The loot box controversy has sparked headline after headline among the press and an outpouring of fear and complaints from fans, but according to one industry analyst, so far it's much ado about nothing. NPD analyst Mat Piscatella told GamesIndustry.biz that AAA game sales remain steady, in spite of the negativity surrounding loot crates.
"I would not say that the presence of loot boxes causes games to sell at higher levels than games without loot boxes," said Piscatella. "What [this week's] release does suggest is that the loot box or microtransactions controversy has not yet resulted in clear noticeable limitations of the sales potential of the games with [those mechanics]."
While it's still early, particularly surrounding such games as Middle-Earth: Shadow of War, games like Destiny 2 and FIFA 18 are doing very well for their respective companies, the latter of which earns $800 million a year from the game's Ultimate Team mode alone, which is built on microtransactions. Destiny 2 is already the United States' best selling game of the year, surpassing the likes of Breath of the Wild and Horizon: Zero Dawn, despite getting chintzy with its Shaders and including purchasable loot boxes with real-world money.
Piscatella also said that the best selling games are ones that "strive towards achieving player engagement and extending retention," which is one of the things that EA is looking to do with with the now defunct-Visceral's Star Wars game.
Loot boxes could still very well have a negative impact on game sales in the future, and Piscatella says that nothing is set in stone right now. "Things continue to evolve, very quickly," he said. "I'm sure we're going to learn much more over the next few months."
Star Wars: Battlefront 2 has the potential to teach us a lot about consumer behavior towards Loot Boxes. It's been reported many times that the crates appear to lean closer to the Pay-to-Win variety, as what they contain does affect the gameplay.

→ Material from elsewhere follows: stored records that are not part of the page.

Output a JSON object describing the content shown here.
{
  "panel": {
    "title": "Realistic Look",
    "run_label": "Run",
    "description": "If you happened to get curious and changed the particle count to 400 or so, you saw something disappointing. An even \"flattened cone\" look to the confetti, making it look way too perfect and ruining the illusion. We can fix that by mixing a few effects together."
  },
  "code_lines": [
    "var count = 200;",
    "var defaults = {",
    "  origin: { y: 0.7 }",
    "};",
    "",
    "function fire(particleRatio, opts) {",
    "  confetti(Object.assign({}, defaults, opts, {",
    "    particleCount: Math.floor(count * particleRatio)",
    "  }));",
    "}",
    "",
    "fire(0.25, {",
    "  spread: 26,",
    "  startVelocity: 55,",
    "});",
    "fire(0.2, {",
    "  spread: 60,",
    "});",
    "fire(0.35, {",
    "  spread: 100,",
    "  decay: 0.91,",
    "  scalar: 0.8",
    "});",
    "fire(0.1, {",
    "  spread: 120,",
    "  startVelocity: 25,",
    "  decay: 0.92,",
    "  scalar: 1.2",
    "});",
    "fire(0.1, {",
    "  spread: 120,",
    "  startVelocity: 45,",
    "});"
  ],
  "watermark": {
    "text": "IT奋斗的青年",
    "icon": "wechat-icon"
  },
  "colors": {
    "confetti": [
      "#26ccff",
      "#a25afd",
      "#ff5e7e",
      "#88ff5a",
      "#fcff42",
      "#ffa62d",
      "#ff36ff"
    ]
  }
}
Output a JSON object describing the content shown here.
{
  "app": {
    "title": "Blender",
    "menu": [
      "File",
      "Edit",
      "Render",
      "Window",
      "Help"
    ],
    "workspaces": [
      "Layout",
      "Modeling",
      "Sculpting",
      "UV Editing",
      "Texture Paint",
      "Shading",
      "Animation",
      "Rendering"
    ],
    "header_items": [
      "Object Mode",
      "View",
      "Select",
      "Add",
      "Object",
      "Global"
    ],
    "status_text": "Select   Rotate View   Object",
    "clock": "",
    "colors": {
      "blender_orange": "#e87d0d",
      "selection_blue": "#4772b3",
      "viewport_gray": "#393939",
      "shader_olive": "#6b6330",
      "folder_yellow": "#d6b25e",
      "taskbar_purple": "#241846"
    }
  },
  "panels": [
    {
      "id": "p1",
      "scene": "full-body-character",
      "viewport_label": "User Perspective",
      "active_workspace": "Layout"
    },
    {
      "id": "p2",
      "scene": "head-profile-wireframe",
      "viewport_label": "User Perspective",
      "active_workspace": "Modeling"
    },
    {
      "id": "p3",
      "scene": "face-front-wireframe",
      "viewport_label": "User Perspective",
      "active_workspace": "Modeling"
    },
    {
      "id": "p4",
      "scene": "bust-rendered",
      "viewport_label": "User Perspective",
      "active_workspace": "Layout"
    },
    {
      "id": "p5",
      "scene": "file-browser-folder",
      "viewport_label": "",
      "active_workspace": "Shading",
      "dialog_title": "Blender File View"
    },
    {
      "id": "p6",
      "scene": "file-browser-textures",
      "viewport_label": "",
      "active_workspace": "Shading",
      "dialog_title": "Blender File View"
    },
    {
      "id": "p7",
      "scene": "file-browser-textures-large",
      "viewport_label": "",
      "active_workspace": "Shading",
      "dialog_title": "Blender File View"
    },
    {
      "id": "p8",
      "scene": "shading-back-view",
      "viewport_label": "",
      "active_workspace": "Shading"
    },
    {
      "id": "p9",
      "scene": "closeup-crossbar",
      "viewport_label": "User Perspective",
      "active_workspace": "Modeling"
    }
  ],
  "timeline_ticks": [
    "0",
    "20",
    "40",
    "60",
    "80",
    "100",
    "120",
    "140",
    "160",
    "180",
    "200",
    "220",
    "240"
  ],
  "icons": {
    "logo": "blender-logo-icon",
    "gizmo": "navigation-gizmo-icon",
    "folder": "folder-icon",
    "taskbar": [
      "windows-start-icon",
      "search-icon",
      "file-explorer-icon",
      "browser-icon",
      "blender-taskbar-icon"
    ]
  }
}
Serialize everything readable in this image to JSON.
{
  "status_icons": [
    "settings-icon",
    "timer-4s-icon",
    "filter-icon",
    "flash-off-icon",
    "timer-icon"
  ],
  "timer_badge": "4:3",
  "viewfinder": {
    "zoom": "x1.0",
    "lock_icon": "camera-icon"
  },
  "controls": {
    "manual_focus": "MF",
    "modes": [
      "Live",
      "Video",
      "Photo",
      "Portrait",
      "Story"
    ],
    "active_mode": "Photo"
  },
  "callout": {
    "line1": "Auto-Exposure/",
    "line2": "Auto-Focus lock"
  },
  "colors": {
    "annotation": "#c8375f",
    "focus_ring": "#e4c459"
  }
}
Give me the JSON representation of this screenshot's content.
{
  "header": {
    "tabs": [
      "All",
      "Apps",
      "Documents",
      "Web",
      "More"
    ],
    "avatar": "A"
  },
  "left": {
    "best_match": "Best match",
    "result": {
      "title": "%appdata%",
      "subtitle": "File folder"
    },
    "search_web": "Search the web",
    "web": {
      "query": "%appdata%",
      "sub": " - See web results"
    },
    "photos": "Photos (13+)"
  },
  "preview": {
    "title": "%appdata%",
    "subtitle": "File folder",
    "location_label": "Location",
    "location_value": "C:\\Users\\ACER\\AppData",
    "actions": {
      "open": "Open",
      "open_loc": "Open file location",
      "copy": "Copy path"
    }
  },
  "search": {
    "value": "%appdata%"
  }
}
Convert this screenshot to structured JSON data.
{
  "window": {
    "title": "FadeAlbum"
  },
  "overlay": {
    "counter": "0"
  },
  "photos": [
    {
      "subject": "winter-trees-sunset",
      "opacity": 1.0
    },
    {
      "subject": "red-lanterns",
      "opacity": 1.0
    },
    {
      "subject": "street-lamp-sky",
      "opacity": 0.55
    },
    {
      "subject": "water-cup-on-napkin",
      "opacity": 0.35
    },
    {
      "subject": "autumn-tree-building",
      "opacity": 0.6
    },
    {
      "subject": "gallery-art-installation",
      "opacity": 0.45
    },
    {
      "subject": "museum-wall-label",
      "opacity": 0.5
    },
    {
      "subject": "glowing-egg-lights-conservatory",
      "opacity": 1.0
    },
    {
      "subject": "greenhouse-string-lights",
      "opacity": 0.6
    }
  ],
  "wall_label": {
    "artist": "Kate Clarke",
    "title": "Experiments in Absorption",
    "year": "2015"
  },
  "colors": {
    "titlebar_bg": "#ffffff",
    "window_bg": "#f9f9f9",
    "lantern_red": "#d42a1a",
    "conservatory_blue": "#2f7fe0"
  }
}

While EA has attempted to assuage those fears, we won't know for sure one way or the other until the game is out in full. And if it is as bad as is feared, what could its sales numbers mean for future business practices?